Please share your thoughts/ideas in the comments. We would love to know how you take the ordinary work day and turn it into something extraordinary!
What is the Corporation Tickler? What’s it for? Why do I need it?
Not only does the Gold Embossed Deluxe Corporate Kit include:
Another helpful organizational tool included in the Corporate Kit is the Corporate Tickler (p.17 of the Corporate Kit). The Corporation Tickler is an asset used to help owners remember when certain things need to be done. It’s also a great place to keep track of all vital information for your corporation. This allows you to keep up to date records on the identity, addresses, and information of shareholders, directors, the president, vice president, secretary, treasurer, as well as any other officers of the corporation.

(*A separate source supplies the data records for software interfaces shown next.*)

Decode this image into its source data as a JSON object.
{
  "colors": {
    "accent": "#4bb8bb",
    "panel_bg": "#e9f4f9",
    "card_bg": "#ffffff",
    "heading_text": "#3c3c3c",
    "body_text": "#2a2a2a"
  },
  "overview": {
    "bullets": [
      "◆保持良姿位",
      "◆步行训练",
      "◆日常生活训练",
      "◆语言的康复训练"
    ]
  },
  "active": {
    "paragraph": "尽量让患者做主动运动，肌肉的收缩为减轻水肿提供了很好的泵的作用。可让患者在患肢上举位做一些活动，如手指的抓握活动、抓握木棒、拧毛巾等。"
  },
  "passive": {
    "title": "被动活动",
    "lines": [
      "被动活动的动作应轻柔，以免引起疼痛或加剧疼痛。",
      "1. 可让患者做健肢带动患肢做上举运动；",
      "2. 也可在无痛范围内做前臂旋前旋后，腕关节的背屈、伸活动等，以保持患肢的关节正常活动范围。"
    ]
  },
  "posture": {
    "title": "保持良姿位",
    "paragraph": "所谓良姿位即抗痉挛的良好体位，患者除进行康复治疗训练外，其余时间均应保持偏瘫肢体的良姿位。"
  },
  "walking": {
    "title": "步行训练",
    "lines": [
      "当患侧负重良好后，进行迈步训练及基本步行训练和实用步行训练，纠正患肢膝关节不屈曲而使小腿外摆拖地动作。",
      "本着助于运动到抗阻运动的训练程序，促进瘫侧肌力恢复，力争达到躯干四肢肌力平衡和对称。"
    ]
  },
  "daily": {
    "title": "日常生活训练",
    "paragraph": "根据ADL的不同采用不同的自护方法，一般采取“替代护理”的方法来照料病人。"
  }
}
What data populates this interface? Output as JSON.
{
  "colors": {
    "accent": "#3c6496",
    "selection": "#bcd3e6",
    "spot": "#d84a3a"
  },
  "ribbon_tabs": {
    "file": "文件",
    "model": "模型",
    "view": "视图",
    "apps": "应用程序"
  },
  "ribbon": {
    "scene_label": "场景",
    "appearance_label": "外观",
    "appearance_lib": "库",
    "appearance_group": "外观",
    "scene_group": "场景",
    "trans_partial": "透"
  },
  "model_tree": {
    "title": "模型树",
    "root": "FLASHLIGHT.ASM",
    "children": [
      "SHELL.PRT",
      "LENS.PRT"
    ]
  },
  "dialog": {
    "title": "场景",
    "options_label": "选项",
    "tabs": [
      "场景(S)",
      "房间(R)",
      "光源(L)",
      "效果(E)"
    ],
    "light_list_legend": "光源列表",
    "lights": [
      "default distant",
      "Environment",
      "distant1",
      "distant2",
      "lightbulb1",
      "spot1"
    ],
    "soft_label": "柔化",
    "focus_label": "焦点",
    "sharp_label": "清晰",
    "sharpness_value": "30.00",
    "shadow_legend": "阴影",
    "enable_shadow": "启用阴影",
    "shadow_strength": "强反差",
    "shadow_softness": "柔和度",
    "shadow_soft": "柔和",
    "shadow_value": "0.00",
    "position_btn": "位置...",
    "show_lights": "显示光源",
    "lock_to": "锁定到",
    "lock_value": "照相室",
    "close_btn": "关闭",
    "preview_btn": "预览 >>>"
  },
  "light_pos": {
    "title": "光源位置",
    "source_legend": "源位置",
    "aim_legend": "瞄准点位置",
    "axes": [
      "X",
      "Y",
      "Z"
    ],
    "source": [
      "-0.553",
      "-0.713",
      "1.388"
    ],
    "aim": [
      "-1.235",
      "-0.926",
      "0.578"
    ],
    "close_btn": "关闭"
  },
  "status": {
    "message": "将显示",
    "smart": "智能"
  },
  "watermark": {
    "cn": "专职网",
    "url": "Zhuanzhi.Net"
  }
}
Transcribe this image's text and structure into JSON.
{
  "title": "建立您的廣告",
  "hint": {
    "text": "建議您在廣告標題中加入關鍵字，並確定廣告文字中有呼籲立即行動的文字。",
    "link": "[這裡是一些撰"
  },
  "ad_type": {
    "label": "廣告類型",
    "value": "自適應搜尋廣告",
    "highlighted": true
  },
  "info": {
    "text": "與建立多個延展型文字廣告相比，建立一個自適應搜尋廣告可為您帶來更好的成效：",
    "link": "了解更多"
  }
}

Need to know when to hold the next annual meeting or the fiscal year end for the corporation? It’s all right here: Up-to-date contact information for the company’s registered agent, accountant, attorney, banker, insurance broker, etc. can also be recorded on the Corporation Tickler—even something as simple as the location of the company seal, if it’s often recorded. You don’t want get caught in a jam when you are in need of this invaluable corporate information. Keep everything up-to-date on the Corporation Tickler, and keep it in a safe place.